*PROBLEM STATEMENT*: The reply should be the records repeated exactly, without any images.

==========

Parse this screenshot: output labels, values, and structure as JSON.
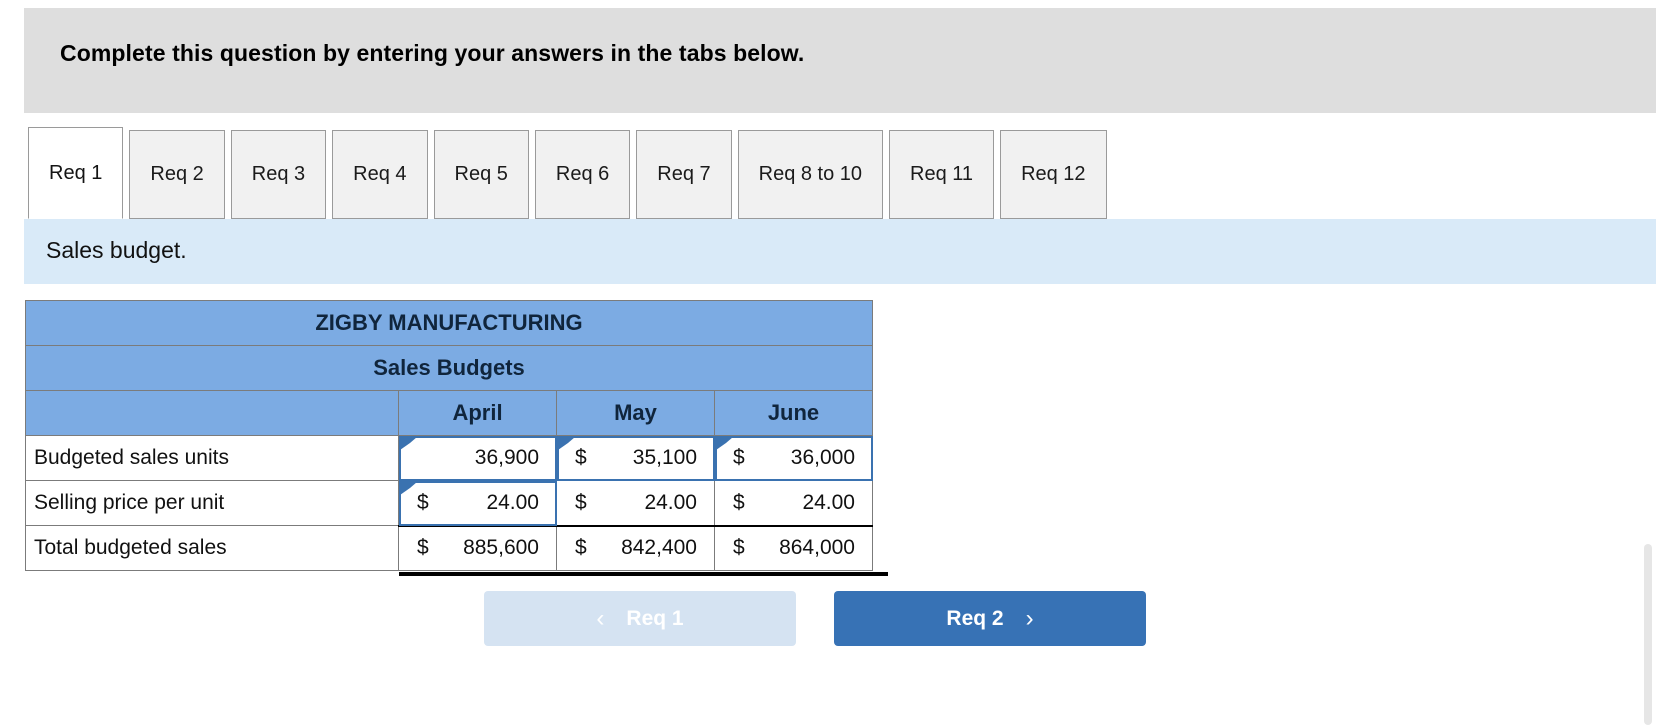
{
  "banner": {
    "text": "Complete this question by entering your answers in the tabs below."
  },
  "tabs": [
    {
      "label": "Req 1",
      "active": true
    },
    {
      "label": "Req 2",
      "active": false
    },
    {
      "label": "Req 3",
      "active": false
    },
    {
      "label": "Req 4",
      "active": false
    },
    {
      "label": "Req 5",
      "active": false
    },
    {
      "label": "Req 6",
      "active": false
    },
    {
      "label": "Req 7",
      "active": false
    },
    {
      "label": "Req 8 to 10",
      "active": false
    },
    {
      "label": "Req 11",
      "active": false
    },
    {
      "label": "Req 12",
      "active": false
    }
  ],
  "subheader": {
    "text": "Sales budget."
  },
  "table": {
    "company": "ZIGBY MANUFACTURING",
    "title": "Sales Budgets",
    "corner_blank": "",
    "columns": [
      "April",
      "May",
      "June"
    ],
    "rows": [
      {
        "label": "Budgeted sales units",
        "cells": [
          {
            "symbol": "",
            "value": "36,900",
            "selected": true,
            "marker": true
          },
          {
            "symbol": "$",
            "value": "35,100",
            "selected": true,
            "marker": true
          },
          {
            "symbol": "$",
            "value": "36,000",
            "selected": true,
            "marker": true
          }
        ]
      },
      {
        "label": "Selling price per unit",
        "cells": [
          {
            "symbol": "$",
            "value": "24.00",
            "selected": true,
            "marker": true
          },
          {
            "symbol": "$",
            "value": "24.00",
            "selected": false,
            "marker": false
          },
          {
            "symbol": "$",
            "value": "24.00",
            "selected": false,
            "marker": false
          }
        ]
      },
      {
        "label": "Total budgeted sales",
        "total": true,
        "cells": [
          {
            "symbol": "$",
            "value": "885,600",
            "selected": false,
            "marker": false
          },
          {
            "symbol": "$",
            "value": "842,400",
            "selected": false,
            "marker": false
          },
          {
            "symbol": "$",
            "value": "864,000",
            "selected": false,
            "marker": false
          }
        ]
      }
    ]
  },
  "nav": {
    "prev_label": "Req 1",
    "prev_chevron": "‹",
    "next_label": "Req 2",
    "next_chevron": "›"
  },
  "colors": {
    "banner_bg": "#dedede",
    "subband_bg": "#d9eaf8",
    "table_header_blue": "#7cabe3",
    "cell_select_blue": "#3a72b0",
    "next_button_blue": "#3772b5",
    "prev_button_blue": "#d5e3f2"
  }
}
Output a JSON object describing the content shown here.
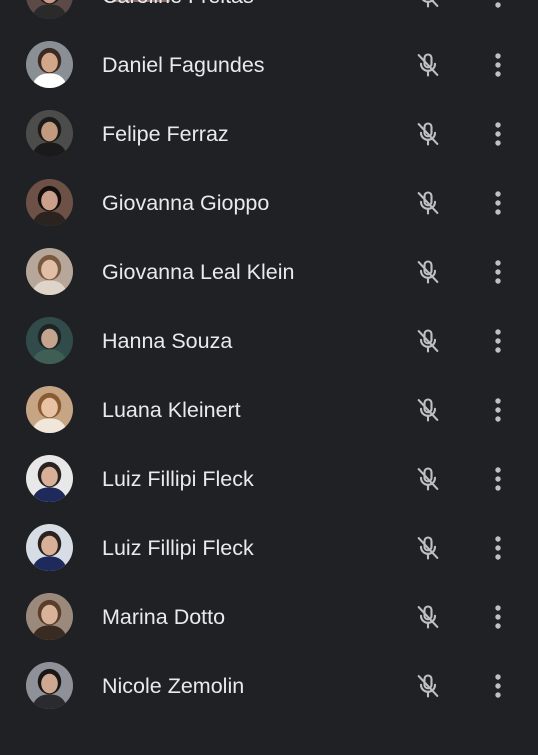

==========

*RESULT FOR THIS EXERCISE*:
Parse this screenshot: output labels, values, and structure as JSON.
{
  "banner": {
    "text": "Complete this question by entering your answers in the tabs below."
  },
  "tabs": [
    {
      "label": "Req 1",
      "active": true
    },
    {
      "label": "Req 2",
      "active": false
    },
    {
      "label": "Req 3",
      "active": false
    },
    {
      "label": "Req 4",
      "active": false
    },
    {
      "label": "Req 5",
      "active": false
    },
    {
      "label": "Req 6",
      "active": false
    },
    {
      "label": "Req 7",
      "active": false
    },
    {
      "label": "Req 8 to 10",
      "active": false
    },
    {
      "label": "Req 11",
      "active": false
    },
    {
      "label": "Req 12",
      "active": false
    }
  ],
  "subheader": {
    "text": "Sales budget."
  },
  "table": {
    "company": "ZIGBY MANUFACTURING",
    "title": "Sales Budgets",
    "corner_blank": "",
    "columns": [
      "April",
      "May",
      "June"
    ],
    "rows": [
      {
        "label": "Budgeted sales units",
        "cells": [
          {
            "symbol": "",
            "value": "36,900",
            "selected": true,
            "marker": true
          },
          {
            "symbol": "$",
            "value": "35,100",
            "selected": true,
            "marker": true
          },
          {
            "symbol": "$",
            "value": "36,000",
            "selected": true,
            "marker": true
          }
        ]
      },
      {
        "label": "Selling price per unit",
        "cells": [
          {
            "symbol": "$",
            "value": "24.00",
            "selected": true,
            "marker": true
          },
          {
            "symbol": "$",
            "value": "24.00",
            "selected": false,
            "marker": false
          },
          {
            "symbol": "$",
            "value": "24.00",
            "selected": false,
            "marker": false
          }
        ]
      },
      {
        "label": "Total budgeted sales",
        "total": true,
        "cells": [
          {
            "symbol": "$",
            "value": "885,600",
            "selected": false,
            "marker": false
          },
          {
            "symbol": "$",
            "value": "842,400",
            "selected": false,
            "marker": false
          },
          {
            "symbol": "$",
            "value": "864,000",
            "selected": false,
            "marker": false
          }
        ]
      }
    ]
  },
  "nav": {
    "prev_label": "Req 1",
    "prev_chevron": "‹",
    "next_label": "Req 2",
    "next_chevron": "›"
  },
  "colors": {
    "banner_bg": "#dedede",
    "subband_bg": "#d9eaf8",
    "table_header_blue": "#7cabe3",
    "cell_select_blue": "#3a72b0",
    "next_button_blue": "#3772b5",
    "prev_button_blue": "#d5e3f2"
  }
}
Output a JSON object describing the content shown here.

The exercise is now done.